Anyway, after soaking the beans, I threw them into my slow cooker along with the Serrano ham, a few cloves of garlic, half an onion and half a green pepper. A lot of recipes didn't include these but you've got to have some vegetables. Those that did include them didn't agree on whether to chop and sauté them or just throw them in whole. I split the difference. I added a cup of stock and enough water to cover, about four more cups.
That simmered for a couple hours until the beans showed signs of tenderness. (An aside here: there was an article in the New York Times recently recounting a Mexican recipe that dispenses with soaking the beans and adds salt at the start and ends with tender beans after just two hours of simmering. It goes against all my experience but the author says it turned out fine. That author isn't Harold McGee so there's no explanation of why it turned out fine when we've all dealt with beans that have stubbornly refused to cook. Maybe I'll do some experiments myself.) Then I pricked the sausages with a fork so they wouldn't explode when cooking and added them to the pot along with good-sized scoops of sweet and smoked paprika and a pinch of saffron.
After another 45 minutes of cooking, the beans were tender and the sausages cooked through. I removed the sausages and ham and sliced them up. Some recipes don't simmer the sausages with the beans; instead they slice and fry them and add them at the last minute. That would add extra flavor to the meat while robbing it from the broth. I'd rather go the other way.
I had hoped more of the liquid would have boiled away at this point--fabada's supposed to be a thick stew, not soup--but it hadn't so I removed as much as I could and boiled it way down on he the stove top. I mashed the beans up a bit, as most recipes call for, returned the concentrated liquid and the meat, seasoned to taste with salt and pepper, topped with a little parsley and served.
Fabada is typically served with cidra and crusty bread, but I haven't got either today.

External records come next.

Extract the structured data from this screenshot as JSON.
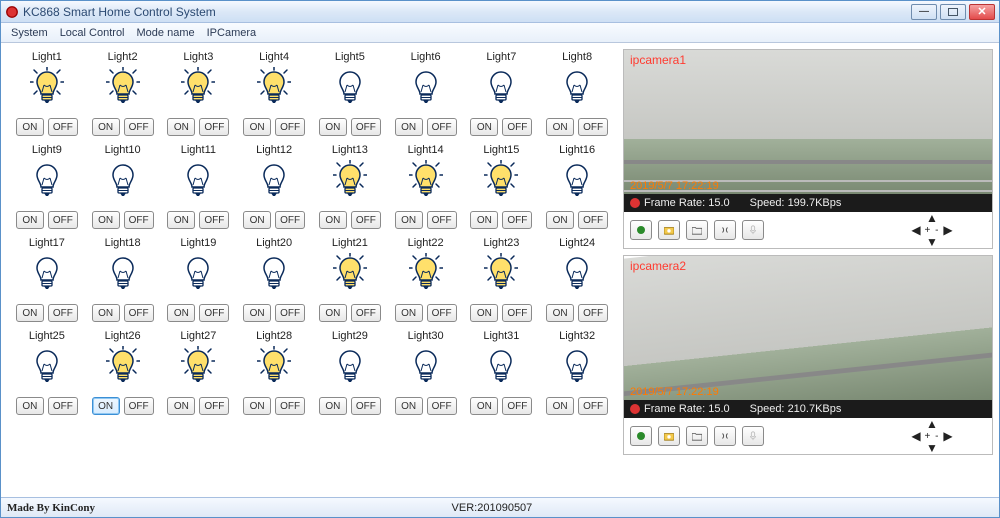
{
  "title": "KC868 Smart Home Control System",
  "menu": [
    "System",
    "Local Control",
    "Mode name",
    "IPCamera"
  ],
  "buttons": {
    "on": "ON",
    "off": "OFF"
  },
  "lights": [
    {
      "label": "Light1",
      "on": true
    },
    {
      "label": "Light2",
      "on": true
    },
    {
      "label": "Light3",
      "on": true
    },
    {
      "label": "Light4",
      "on": true
    },
    {
      "label": "Light5",
      "on": false
    },
    {
      "label": "Light6",
      "on": false
    },
    {
      "label": "Light7",
      "on": false
    },
    {
      "label": "Light8",
      "on": false
    },
    {
      "label": "Light9",
      "on": false
    },
    {
      "label": "Light10",
      "on": false
    },
    {
      "label": "Light11",
      "on": false
    },
    {
      "label": "Light12",
      "on": false
    },
    {
      "label": "Light13",
      "on": true
    },
    {
      "label": "Light14",
      "on": true
    },
    {
      "label": "Light15",
      "on": true
    },
    {
      "label": "Light16",
      "on": false
    },
    {
      "label": "Light17",
      "on": false
    },
    {
      "label": "Light18",
      "on": false
    },
    {
      "label": "Light19",
      "on": false
    },
    {
      "label": "Light20",
      "on": false
    },
    {
      "label": "Light21",
      "on": true
    },
    {
      "label": "Light22",
      "on": true
    },
    {
      "label": "Light23",
      "on": true
    },
    {
      "label": "Light24",
      "on": false
    },
    {
      "label": "Light25",
      "on": false
    },
    {
      "label": "Light26",
      "on": true,
      "active_on": true
    },
    {
      "label": "Light27",
      "on": true
    },
    {
      "label": "Light28",
      "on": true
    },
    {
      "label": "Light29",
      "on": false
    },
    {
      "label": "Light30",
      "on": false
    },
    {
      "label": "Light31",
      "on": false
    },
    {
      "label": "Light32",
      "on": false
    }
  ],
  "cameras": [
    {
      "name": "ipcamera1",
      "timestamp": "2019/5/7 17:22:19",
      "frame_label": "Frame Rate:",
      "frame_value": "15.0",
      "speed_label": "Speed:",
      "speed_value": "199.7KBps"
    },
    {
      "name": "ipcamera2",
      "timestamp": "2019/5/7 17:22:19",
      "frame_label": "Frame Rate:",
      "frame_value": "15.0",
      "speed_label": "Speed:",
      "speed_value": "210.7KBps"
    }
  ],
  "status": {
    "made": "Made By KinCony",
    "ver": "VER:201090507"
  },
  "colors": {
    "bulb_on_fill": "#ffe06b",
    "bulb_off_fill": "#ffffff",
    "bulb_stroke": "#0a2a5a",
    "ray": "#0a2a5a"
  }
}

For the cider I'm substituting a bottle of a spicy light ale and for the bread, a second bottle.
I've made my share of bean and sausage pots and this is certainly one of them. The variety of sausages is nice, I'll give it that. And the lack of heat in the spiciness is an interesting angle on the dish. It is quite tasty, but it's beans and sausages, of course it's tasty. Otherwise, fabada is rustic and hearty and perfect for the sort of cool evening Miami doesn't provide so often. I got pretty lucky to cook this just as the cool spell hit.
These beans have a pleasantly light and complex flavor. I wonder if the slow-cooker's low even simmer made a difference, or if it's the type of bean or if it's just that I've for once bought something other than whatever junk the supermarket has. I'll have to give those trendy heirloom beans a try and see if they can match this quality. I may have just ruined myself for the normal version of yet another staple. It gets inconvenient and expensive being a snob.